→ Exercise instructions: Reproduce the data below in full and exclude every picture.

→ Supplied records:
[Start of Attachment]

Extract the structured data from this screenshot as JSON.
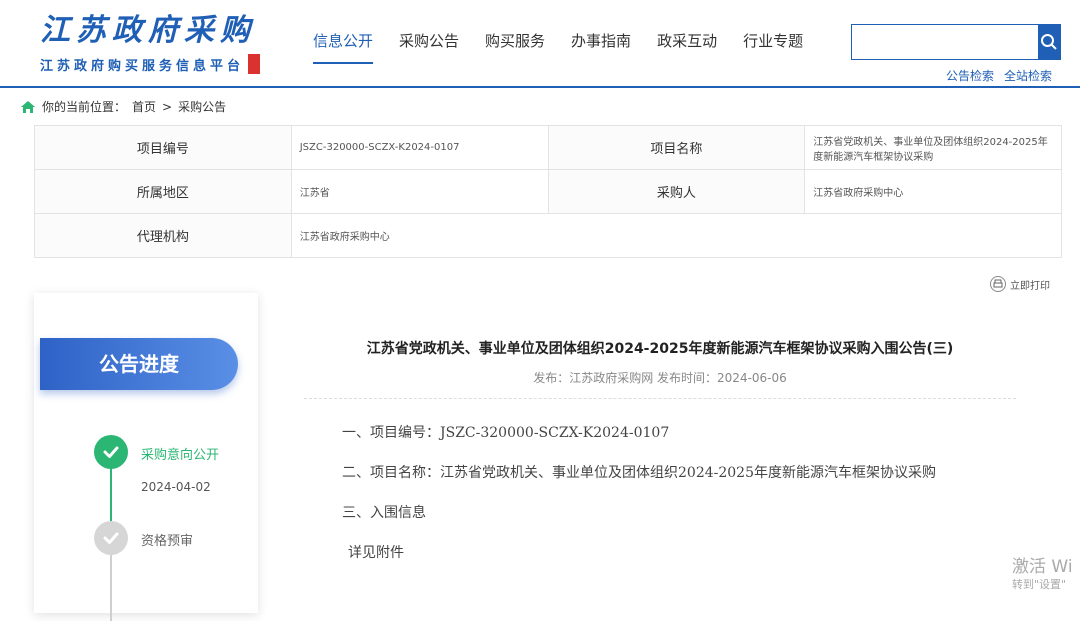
{
  "header": {
    "logo_title": "江苏政府采购",
    "logo_subtitle": "江苏政府购买服务信息平台",
    "nav": [
      "信息公开",
      "采购公告",
      "购买服务",
      "办事指南",
      "政采互动",
      "行业专题"
    ],
    "search_placeholder": "",
    "search_links": [
      "公告检索",
      "全站检索"
    ]
  },
  "breadcrumb": {
    "prefix": "你的当前位置：",
    "home": "首页",
    "separator": ">",
    "current": "采购公告"
  },
  "info": {
    "rows": [
      {
        "label1": "项目编号",
        "value1": "JSZC-320000-SCZX-K2024-0107",
        "label2": "项目名称",
        "value2": "江苏省党政机关、事业单位及团体组织2024-2025年度新能源汽车框架协议采购"
      },
      {
        "label1": "所属地区",
        "value1": "江苏省",
        "label2": "采购人",
        "value2": "江苏省政府采购中心"
      },
      {
        "label1": "代理机构",
        "value1": "江苏省政府采购中心"
      }
    ]
  },
  "print_label": "立即打印",
  "progress": {
    "title": "公告进度",
    "steps": [
      {
        "label": "采购意向公开",
        "date": "2024-04-02"
      },
      {
        "label": "资格预审"
      }
    ]
  },
  "article": {
    "title": "江苏省党政机关、事业单位及团体组织2024-2025年度新能源汽车框架协议采购入围公告(三)",
    "meta": "发布：江苏政府采购网   发布时间：2024-06-06",
    "line1": "一、项目编号：JSZC-320000-SCZX-K2024-0107",
    "line2": "二、项目名称：江苏省党政机关、事业单位及团体组织2024-2025年度新能源汽车框架协议采购",
    "line3": "三、入围信息",
    "line4": "详见附件"
  },
  "watermark": {
    "line1": "激活 Wi",
    "line2": "转到\"设置\""
  },
  "colors": {
    "brand": "#1f5fb5",
    "success": "#2bb673"
  }
}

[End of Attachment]

→ Answer section:
Extract the structured data from this screenshot as JSON.
{
  "header": {
    "logo_title": "江苏政府采购",
    "logo_subtitle": "江苏政府购买服务信息平台",
    "nav": [
      "信息公开",
      "采购公告",
      "购买服务",
      "办事指南",
      "政采互动",
      "行业专题"
    ],
    "search_placeholder": "",
    "search_links": [
      "公告检索",
      "全站检索"
    ]
  },
  "breadcrumb": {
    "prefix": "你的当前位置：",
    "home": "首页",
    "separator": ">",
    "current": "采购公告"
  },
  "info": {
    "rows": [
      {
        "label1": "项目编号",
        "value1": "JSZC-320000-SCZX-K2024-0107",
        "label2": "项目名称",
        "value2": "江苏省党政机关、事业单位及团体组织2024-2025年度新能源汽车框架协议采购"
      },
      {
        "label1": "所属地区",
        "value1": "江苏省",
        "label2": "采购人",
        "value2": "江苏省政府采购中心"
      },
      {
        "label1": "代理机构",
        "value1": "江苏省政府采购中心"
      }
    ]
  },
  "print_label": "立即打印",
  "progress": {
    "title": "公告进度",
    "steps": [
      {
        "label": "采购意向公开",
        "date": "2024-04-02"
      },
      {
        "label": "资格预审"
      }
    ]
  },
  "article": {
    "title": "江苏省党政机关、事业单位及团体组织2024-2025年度新能源汽车框架协议采购入围公告(三)",
    "meta": "发布：江苏政府采购网   发布时间：2024-06-06",
    "line1": "一、项目编号：JSZC-320000-SCZX-K2024-0107",
    "line2": "二、项目名称：江苏省党政机关、事业单位及团体组织2024-2025年度新能源汽车框架协议采购",
    "line3": "三、入围信息",
    "line4": "详见附件"
  },
  "watermark": {
    "line1": "激活 Wi",
    "line2": "转到\"设置\""
  },
  "colors": {
    "brand": "#1f5fb5",
    "success": "#2bb673"
  }
}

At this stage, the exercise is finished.